This weekend Tim Cook announced that he would be giving away his fortune. As the head of Apple, that’s a lot to give away, but he’s not the first extremely wealthy individual to make that choice. A few years ago Warren Buffett declared that he planned to give away 99% of his wealth, and he invited others in his position to do likewise on a website called The Giving Pledge.
I wrote about The Giving Pledge when it launched, with Buffett’s letter the only entry at the time. There are now over 100, including some well known names – Ted Turner, George Lucas, Elon Musk, Mark Zuckerberg.

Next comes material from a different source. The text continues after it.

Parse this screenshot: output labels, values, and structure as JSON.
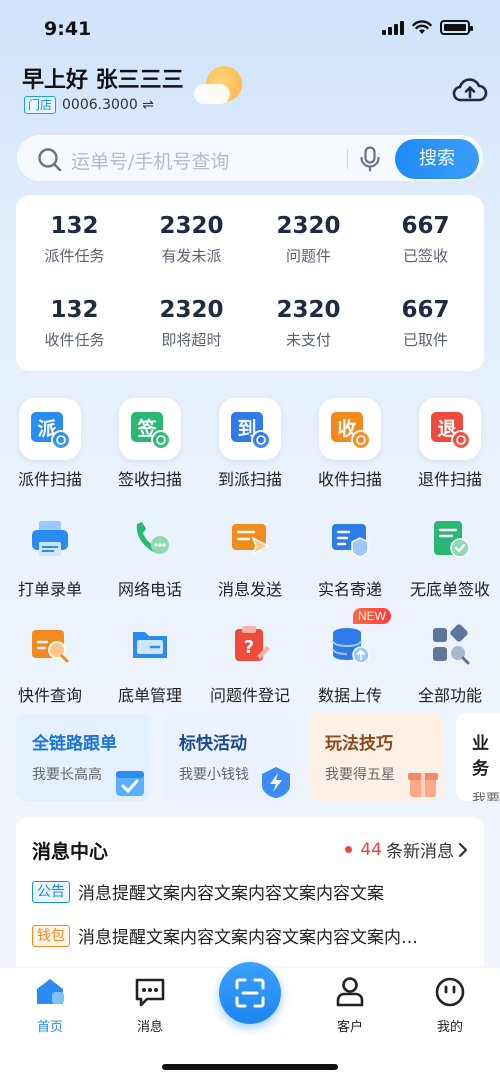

I often hear cynical comments about this. “They can afford to do it” is one, or suggestions that if they’re really so generous they wouldn’t have amassed so much in the first place. Or perhaps it’s the declaring it that people object to – although the reason for doing so, as Buffett said, is to encourage philanthropy and the list of signatories reflects that.
I think rich people giving their fortunes away is to be celebrated. There’s nothing wrong with wealth, if it is honestly gained and used well. It’s wealth at the expense of others and wealth hoarded that’s the problem. If you consider your wealth to be a resource at the disposal of others, you can do an immense amount of good in the world.

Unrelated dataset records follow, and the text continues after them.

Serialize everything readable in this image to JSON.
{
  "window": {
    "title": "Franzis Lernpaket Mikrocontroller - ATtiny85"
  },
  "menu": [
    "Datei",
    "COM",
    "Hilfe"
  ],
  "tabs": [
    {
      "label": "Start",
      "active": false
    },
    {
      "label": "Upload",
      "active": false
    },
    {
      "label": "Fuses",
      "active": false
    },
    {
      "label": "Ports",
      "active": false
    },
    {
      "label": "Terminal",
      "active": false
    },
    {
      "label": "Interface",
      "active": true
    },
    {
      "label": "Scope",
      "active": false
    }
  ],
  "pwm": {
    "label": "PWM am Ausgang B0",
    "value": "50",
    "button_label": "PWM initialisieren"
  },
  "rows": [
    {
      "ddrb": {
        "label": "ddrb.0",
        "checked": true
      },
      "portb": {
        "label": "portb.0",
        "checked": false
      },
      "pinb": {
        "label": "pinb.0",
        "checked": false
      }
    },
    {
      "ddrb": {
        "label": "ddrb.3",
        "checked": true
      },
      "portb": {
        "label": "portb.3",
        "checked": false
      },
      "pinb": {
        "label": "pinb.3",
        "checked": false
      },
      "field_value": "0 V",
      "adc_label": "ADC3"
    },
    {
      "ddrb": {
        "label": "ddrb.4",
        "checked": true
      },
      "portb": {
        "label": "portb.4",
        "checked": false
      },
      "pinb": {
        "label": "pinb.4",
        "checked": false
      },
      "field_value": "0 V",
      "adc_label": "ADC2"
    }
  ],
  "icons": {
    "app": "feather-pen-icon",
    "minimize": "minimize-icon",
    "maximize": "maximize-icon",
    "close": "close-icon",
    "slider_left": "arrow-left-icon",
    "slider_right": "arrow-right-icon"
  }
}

There’s another reason why we should encourage philanthropy – if we believe in a more equal world, giving is just about the only form of global redistribution open to us. Projects like Oxfam’s ‘Even it Up‘ campaign do a fine job of highlighting inequality, but solutions tend to cluster around holding back executive pay or closing tax loopholes, and that doesn’t get us very far when it comes to billionaires. Tax is only raised at the national level, and besides the pittance that goes out in foreign aid, it is also spent nationally. Even if billionaires paid a higher level of tax and didn’t wriggle out of it, it wouldn’t magically reach the poorest in the world. The tax from America’s 422 billionaires is spent in America, and the tax from Pakistan’s 1 billionaire is presumably spent in Pakistan.
It is highly unlikely that we are going to devise an international wealth tax, despite the occasional call for it. It seems decades away to me. That means we don’t have any formal mechanism for redistributing wealth from rich individuals, unless it is voluntary. Since a goodly number of people do want to give their money away, shouldn’t we talk more about philanthropy?

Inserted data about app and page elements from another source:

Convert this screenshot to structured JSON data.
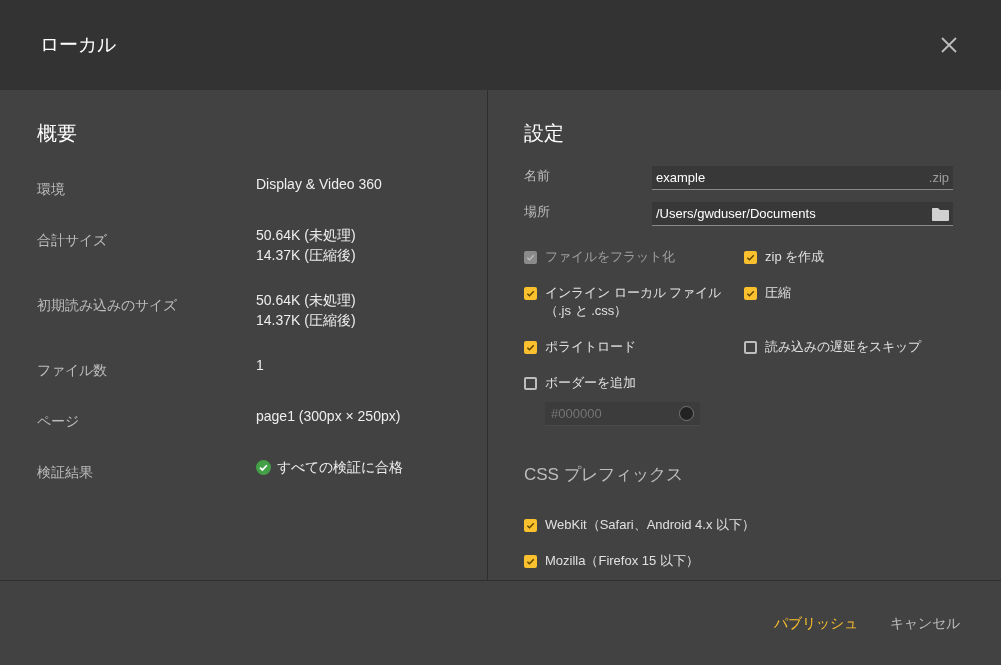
{
  "dialog": {
    "title": "ローカル"
  },
  "summary": {
    "heading": "概要",
    "rows": [
      {
        "label": "環境",
        "lines": [
          "Display & Video 360"
        ]
      },
      {
        "label": "合計サイズ",
        "lines": [
          "50.64K (未処理)",
          "14.37K (圧縮後)"
        ]
      },
      {
        "label": "初期読み込みのサイズ",
        "lines": [
          "50.64K (未処理)",
          "14.37K (圧縮後)"
        ]
      },
      {
        "label": "ファイル数",
        "lines": [
          "1"
        ]
      },
      {
        "label": "ページ",
        "lines": [
          "page1 (300px × 250px)"
        ]
      },
      {
        "label": "検証結果",
        "lines": [
          "すべての検証に合格"
        ],
        "kind": "passed"
      }
    ]
  },
  "settings": {
    "heading": "設定",
    "name_field": {
      "label": "名前",
      "value": "example",
      "suffix": ".zip"
    },
    "location_field": {
      "label": "場所",
      "value": "/Users/gwduser/Documents"
    },
    "options": [
      {
        "label": "ファイルをフラット化",
        "checked": true,
        "disabled": true
      },
      {
        "label": "zip を作成",
        "checked": true,
        "disabled": false
      },
      {
        "label": "インライン ローカル ファイル（.js と .css）",
        "checked": true,
        "disabled": false
      },
      {
        "label": "圧縮",
        "checked": true,
        "disabled": false
      },
      {
        "label": "ポライトロード",
        "checked": true,
        "disabled": false
      },
      {
        "label": "読み込みの遅延をスキップ",
        "checked": false,
        "disabled": false
      },
      {
        "label": "ボーダーを追加",
        "checked": false,
        "disabled": false
      }
    ],
    "border_color_field": {
      "placeholder": "#000000",
      "disabled": true
    },
    "prefix_heading": "CSS プレフィックス",
    "prefixes": [
      {
        "label": "WebKit（Safari、Android 4.x 以下）",
        "checked": true
      },
      {
        "label": "Mozilla（Firefox 15 以下）",
        "checked": true
      }
    ]
  },
  "buttons": [
    {
      "label": "パブリッシュ",
      "kind": "primary"
    },
    {
      "label": "キャンセル",
      "kind": "secondary"
    }
  ]
}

It’s not a perfect mechanism, of course. As the development world has discovered with the Bill and Melinda Gates Foundation, major philanthropists can wield an unhealthy amount of power. There’s the risk that the agenda gets rewritten around the particular interests of big donors, rather than the evidence base. As we saw with the Gates’ ‘reinvent the toilet’ competition, or One Laptop Per Child, the Silicon Valley philanthropists are drawn to technological solutions. Sometimes targets are too narrow, aimed too exclusively on a specific and glamorous goal. For example, there has been a rush of money towards finding a cure for Ebola, and not enough spent on supporting medical services in the Ebola areas, or investing in long-term health provision for poor communities. Everyone wants to say they funded the miracle cure, rather than paying the wages of nurses. Then there’s the risk of dependency, or the danger that by championing philanthropy, we ignore the injustices of a system that makes the rich richer far faster than the poor get less poor.
These are all legitimate concerns, but sound to me like an argument for intelligent and accountable philanthropy, rather than scepticism. After all, what else do we suggest the Gates, Mr Buffett or Tim Cook do with it all?